We may not be facing an Assyrian invasion, but rapid cultural changes and deep political divisions across our nations may leave us fearful for the future. But before you (re)name your child “Leaving looms, the union crumbles” or “Remainers moan, democracy dies”, take heed of the meaning of Shear-jashub. God is sovereign and the gospel will prevail. Whatever happens on the world stage, the Lord’s promises will stand. Shouldn’t that put all of our political hopes and fears into perspective?
But, ‘Baz’ may not have the longest name in the Bible after all. Take a closer look at a verse that’s familiar at this time of year – Isaiah 9:6. In our English translations the name reads as four titles separated by commas, but it could be written like this: Pele-joez-el-gibbor-abi-ad-sar-shalom. And you thought Baz’s name was a mouthful! This last of four prophetic names in Isaiah 7-9 clearly refers to someone greater than either of Isaiah’s sons. As does the other name we haven’t mentioned yet - another Christmas favourite - Immanuel, meaning “God with us” (Isaiah 7:14).
There’s some uncertainty as to whether a child born in Isaiah’s time fulfilled the ‘Immanuel’ and ‘Pele…’ prophecies in part, but the achievements prophesied for this child go way beyond anything in the history of Israel. With the benefit of Christian hindsight, we know they can only refer in their fullness to the Lord Jesus. He is Immanuel, God with us (Matthew 1:23). He is also ‘Pele-joez-el-gibbor-abi-ad-sar-shalom’. This longest name signifies much more than a tiny remnant clinging on while the world turns upside down. It inspires us to hope for wonderful things to come and breeds peace as we wait.
Advent and Christmas are often intensely busy for Christian leaders. Stretched between creating attractive programmes and caring for lonely people, we can forget what the longest name in the Bible tells us. So, I urge you just now to take a few moments and reflect.
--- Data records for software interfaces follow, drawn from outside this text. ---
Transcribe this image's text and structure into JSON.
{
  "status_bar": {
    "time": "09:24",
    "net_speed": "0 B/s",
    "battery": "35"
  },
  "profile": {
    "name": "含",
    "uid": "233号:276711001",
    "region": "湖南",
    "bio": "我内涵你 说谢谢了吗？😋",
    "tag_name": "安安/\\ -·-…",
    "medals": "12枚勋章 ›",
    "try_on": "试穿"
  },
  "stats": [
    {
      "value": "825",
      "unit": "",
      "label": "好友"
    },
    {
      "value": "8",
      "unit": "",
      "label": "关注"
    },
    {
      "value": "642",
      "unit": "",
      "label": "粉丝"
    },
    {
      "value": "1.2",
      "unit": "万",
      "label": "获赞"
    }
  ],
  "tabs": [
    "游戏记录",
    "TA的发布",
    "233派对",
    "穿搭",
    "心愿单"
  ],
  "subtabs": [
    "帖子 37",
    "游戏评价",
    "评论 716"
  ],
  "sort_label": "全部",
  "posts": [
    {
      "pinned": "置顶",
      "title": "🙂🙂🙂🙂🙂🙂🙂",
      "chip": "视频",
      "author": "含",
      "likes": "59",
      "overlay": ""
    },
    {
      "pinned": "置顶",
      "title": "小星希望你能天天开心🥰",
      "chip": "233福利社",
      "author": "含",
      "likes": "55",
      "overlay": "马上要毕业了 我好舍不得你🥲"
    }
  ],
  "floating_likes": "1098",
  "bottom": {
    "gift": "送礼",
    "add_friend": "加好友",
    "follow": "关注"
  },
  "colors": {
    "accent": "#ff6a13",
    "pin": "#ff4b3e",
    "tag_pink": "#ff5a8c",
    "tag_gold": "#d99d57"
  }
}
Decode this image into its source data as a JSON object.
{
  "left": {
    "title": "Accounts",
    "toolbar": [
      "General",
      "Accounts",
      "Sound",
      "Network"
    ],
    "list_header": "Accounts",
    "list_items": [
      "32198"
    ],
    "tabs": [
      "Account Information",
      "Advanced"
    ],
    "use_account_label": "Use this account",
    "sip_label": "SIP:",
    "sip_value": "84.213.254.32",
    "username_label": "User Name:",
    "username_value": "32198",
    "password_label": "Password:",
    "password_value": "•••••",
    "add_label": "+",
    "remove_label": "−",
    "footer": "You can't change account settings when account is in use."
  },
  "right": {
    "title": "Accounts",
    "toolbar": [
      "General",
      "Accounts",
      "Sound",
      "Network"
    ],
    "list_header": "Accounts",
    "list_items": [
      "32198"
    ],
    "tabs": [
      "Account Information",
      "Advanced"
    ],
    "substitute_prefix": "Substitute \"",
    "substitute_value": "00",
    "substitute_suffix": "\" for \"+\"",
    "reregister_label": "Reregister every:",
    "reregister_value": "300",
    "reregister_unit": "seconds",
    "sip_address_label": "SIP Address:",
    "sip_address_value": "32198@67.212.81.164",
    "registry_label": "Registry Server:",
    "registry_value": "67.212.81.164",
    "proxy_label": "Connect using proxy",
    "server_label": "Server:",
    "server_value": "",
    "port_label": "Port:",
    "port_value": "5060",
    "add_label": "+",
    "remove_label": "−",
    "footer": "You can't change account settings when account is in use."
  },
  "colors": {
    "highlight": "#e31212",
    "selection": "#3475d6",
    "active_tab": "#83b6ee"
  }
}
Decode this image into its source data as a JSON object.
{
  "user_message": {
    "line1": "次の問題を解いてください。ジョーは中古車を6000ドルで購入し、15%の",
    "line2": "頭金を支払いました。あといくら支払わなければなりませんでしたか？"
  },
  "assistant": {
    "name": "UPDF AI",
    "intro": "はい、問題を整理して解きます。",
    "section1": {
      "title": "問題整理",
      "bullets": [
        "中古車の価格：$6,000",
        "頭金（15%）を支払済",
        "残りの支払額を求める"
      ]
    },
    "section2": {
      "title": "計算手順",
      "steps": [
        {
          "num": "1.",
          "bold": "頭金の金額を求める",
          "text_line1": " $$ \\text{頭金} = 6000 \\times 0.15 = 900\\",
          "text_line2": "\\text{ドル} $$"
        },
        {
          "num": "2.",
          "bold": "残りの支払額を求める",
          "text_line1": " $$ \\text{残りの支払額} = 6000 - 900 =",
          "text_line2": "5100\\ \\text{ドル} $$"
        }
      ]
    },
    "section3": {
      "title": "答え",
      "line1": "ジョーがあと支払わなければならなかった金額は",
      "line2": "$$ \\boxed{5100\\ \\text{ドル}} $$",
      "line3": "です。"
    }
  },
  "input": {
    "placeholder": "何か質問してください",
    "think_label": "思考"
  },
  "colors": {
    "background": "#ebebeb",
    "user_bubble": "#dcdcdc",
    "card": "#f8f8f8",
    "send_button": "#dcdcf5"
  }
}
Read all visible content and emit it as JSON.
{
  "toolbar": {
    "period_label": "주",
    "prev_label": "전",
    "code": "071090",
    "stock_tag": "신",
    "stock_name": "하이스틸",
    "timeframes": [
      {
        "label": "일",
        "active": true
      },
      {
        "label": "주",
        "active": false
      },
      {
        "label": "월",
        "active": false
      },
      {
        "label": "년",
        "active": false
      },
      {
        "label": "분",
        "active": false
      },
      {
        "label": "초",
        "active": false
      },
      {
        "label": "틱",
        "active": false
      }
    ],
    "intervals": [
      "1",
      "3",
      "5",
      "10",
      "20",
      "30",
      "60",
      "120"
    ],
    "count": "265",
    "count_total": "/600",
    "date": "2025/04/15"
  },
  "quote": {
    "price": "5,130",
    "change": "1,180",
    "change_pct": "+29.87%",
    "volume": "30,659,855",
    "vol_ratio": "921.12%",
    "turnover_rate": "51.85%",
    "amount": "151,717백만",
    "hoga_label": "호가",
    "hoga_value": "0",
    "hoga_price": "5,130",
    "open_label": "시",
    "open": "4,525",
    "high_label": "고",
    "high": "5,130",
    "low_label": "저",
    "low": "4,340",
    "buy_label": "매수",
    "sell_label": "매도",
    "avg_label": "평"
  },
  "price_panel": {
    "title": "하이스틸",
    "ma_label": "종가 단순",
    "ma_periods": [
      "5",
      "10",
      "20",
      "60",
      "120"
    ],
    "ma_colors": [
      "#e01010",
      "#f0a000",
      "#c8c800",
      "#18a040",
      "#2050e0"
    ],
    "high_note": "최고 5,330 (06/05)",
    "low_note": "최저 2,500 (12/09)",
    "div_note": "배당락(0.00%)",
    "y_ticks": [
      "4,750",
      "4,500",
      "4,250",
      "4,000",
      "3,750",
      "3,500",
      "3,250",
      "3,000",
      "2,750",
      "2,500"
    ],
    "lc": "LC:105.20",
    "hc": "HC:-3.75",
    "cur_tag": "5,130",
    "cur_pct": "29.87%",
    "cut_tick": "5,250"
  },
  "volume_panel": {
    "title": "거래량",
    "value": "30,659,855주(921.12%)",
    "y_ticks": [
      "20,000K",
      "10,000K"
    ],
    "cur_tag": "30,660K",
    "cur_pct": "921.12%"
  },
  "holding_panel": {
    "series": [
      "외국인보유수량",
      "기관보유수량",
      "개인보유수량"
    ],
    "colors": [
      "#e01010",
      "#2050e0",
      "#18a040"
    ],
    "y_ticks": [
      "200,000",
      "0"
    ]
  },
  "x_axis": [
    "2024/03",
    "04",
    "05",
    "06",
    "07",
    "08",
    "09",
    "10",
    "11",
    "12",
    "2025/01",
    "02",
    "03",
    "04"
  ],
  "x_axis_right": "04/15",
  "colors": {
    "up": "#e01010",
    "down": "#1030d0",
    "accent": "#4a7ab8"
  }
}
Jesus is your Wonderful Counsellor. If you’re ever foolish or confused, take heart that all wisdom is found in Him and He guides us tenderly through that other Counsellor He promised, the Holy Spirit.
Jesus is the Mighty God or, as some translators suggest, Hero God? If you feel weak and weary, perhaps even about to go under, remember He came to your rescue and He holds you firm.
Jesus is the Everlasting Father. If you struggle with rejection and self-loathing, rest in the arms of the God who was revealed to be a faithful Father through the incarnation of His Son.
Jesus is the Prince of Peace. If your heart overflows with turmoil and tensions, hear Him speak the shalom of God, commanding the waters to ‘Be Still!’ and restoring your soul.
The team in Living Leadership will be praying that you, the shepherds of God’s people will find space over this season to be refreshed in the grace gift of God in Christ. So, let me close with a prayer for you:
God, our Everlasting Father, affirm us in your unfailing love.
Lord Jesus, our Prince of Peace, calm our troubled minds.
Holy Spirit, our Wonderful Counsellor, lead us into faithfulness.
Three in One, our Mighty God, enable us to endure unto the end.